The basic design patterns include:
The design process should not be overlooked as it provides the designer with insights to their production. In fact, it is during this progression where they fully develop their existing ideas as well as promoting new ones. Bill Verplank breaks this process down into 8 simple phases.
Error – Idea – Metaphor – Scenario – Task – Model – Representation (Prototype) – Manipulation (Interaction)
Through these early developments, it helps the designer to understand, define and frame what needs to be solved and how to overcome it. For example, using a context scenario allows the designer to observe and comprehend the situation, the people and their needs in order to successfully reach their goal.

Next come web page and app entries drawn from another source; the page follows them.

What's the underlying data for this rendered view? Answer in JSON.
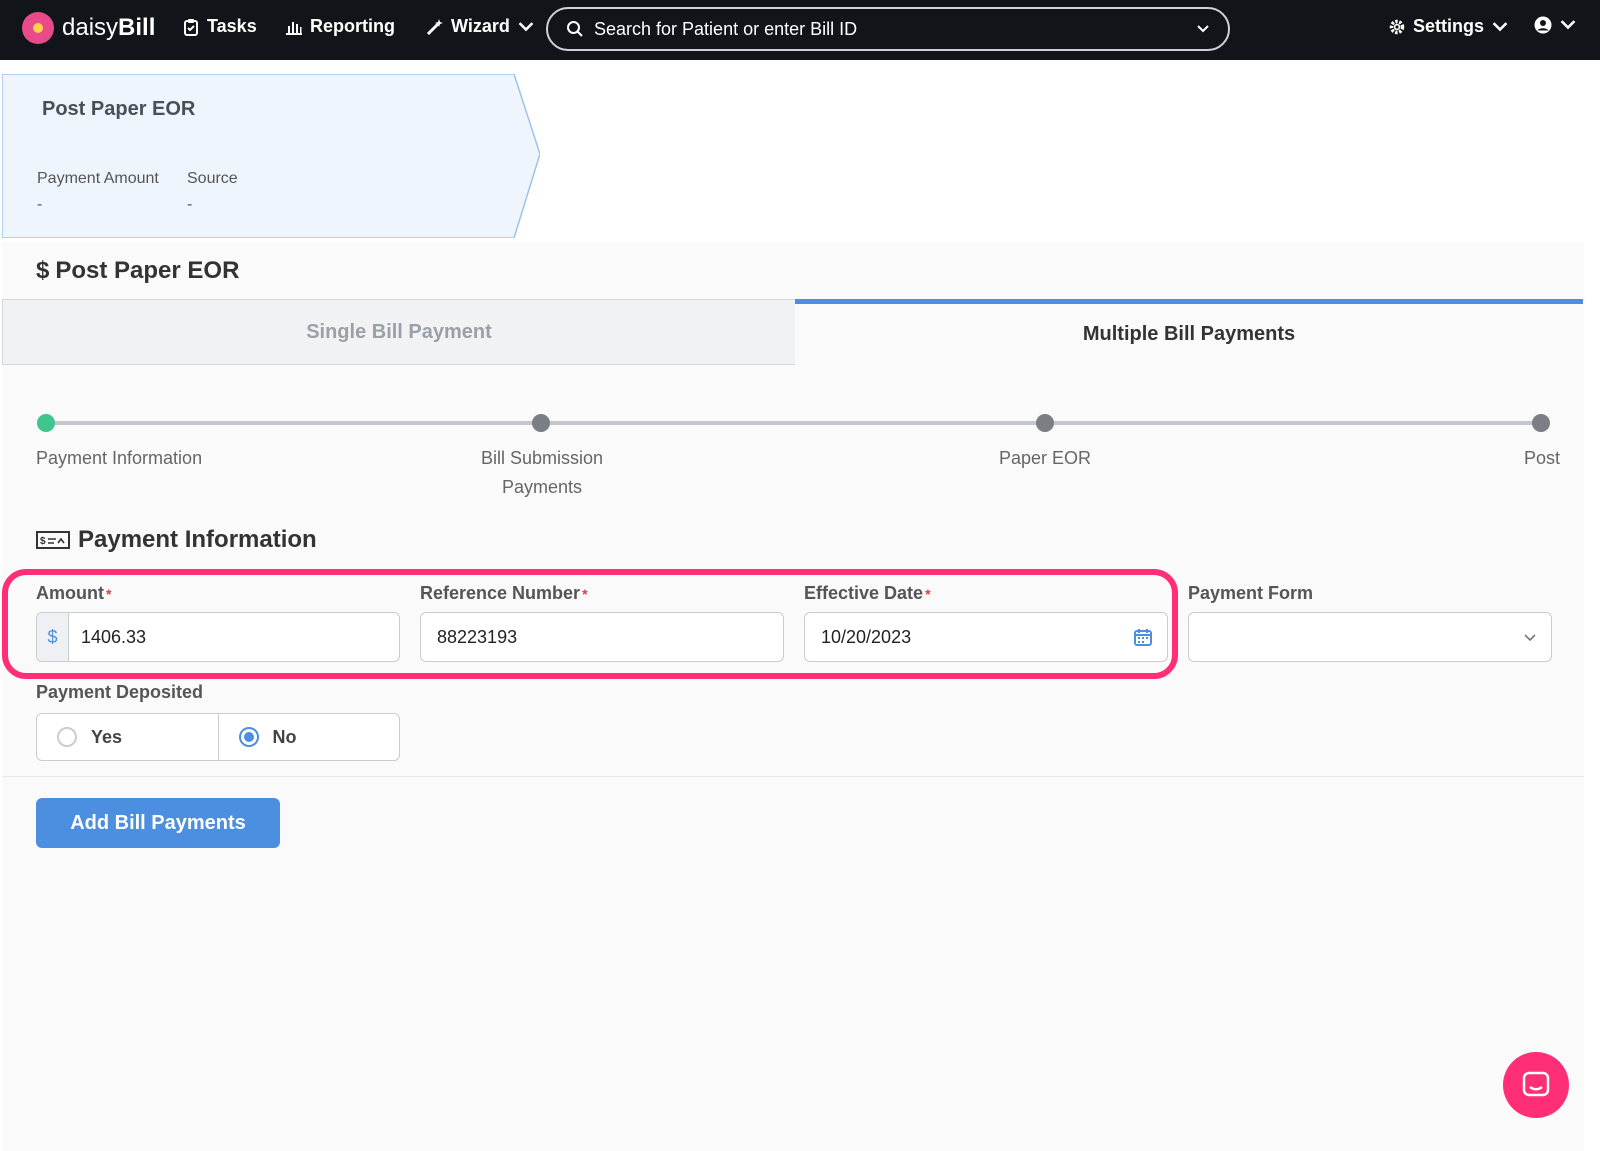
{
  "nav": {
    "logo_prefix": "daisy",
    "logo_bold": "Bill",
    "tasks": "Tasks",
    "reporting": "Reporting",
    "wizard": "Wizard",
    "search_placeholder": "Search for Patient or enter Bill ID",
    "settings": "Settings"
  },
  "card": {
    "title": "Post Paper EOR",
    "payment_amount_label": "Payment Amount",
    "payment_amount_value": "-",
    "source_label": "Source",
    "source_value": "-"
  },
  "section": {
    "icon": "$",
    "title": "Post Paper EOR"
  },
  "tabs": {
    "single": "Single Bill Payment",
    "multiple": "Multiple Bill Payments",
    "active": "multiple"
  },
  "steps": [
    "Payment Information",
    "Bill Submission Payments",
    "Paper EOR",
    "Post"
  ],
  "active_step": 0,
  "form": {
    "title": "Payment Information",
    "amount_label": "Amount",
    "amount_currency": "$",
    "amount_value": "1406.33",
    "reference_label": "Reference Number",
    "reference_value": "88223193",
    "date_label": "Effective Date",
    "date_value": "10/20/2023",
    "payment_form_label": "Payment Form",
    "payment_form_value": "",
    "required_mark": "*",
    "deposited_label": "Payment Deposited",
    "deposited_yes": "Yes",
    "deposited_no": "No",
    "deposited_selected": "No"
  },
  "actions": {
    "add_bill_payments": "Add Bill Payments"
  },
  "colors": {
    "accent": "#4c8fe0",
    "highlight": "#ff2e77",
    "step_active": "#3fc58e",
    "nav_bg": "#111418"
  }
}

When someone mentions ‘interactive design’, what first comes to mind? Touch screens? Instructions? Animations? These are just some common aspects that people generally grasp. What they fail in realising is that our lives and daily environments are surrounded by interactive design, which by definition is a product of shaping our everyday lives through digital artefacts. Loosely put, without such productions, getting through each passing day would be a tedious and bothersome task in today’s technological age.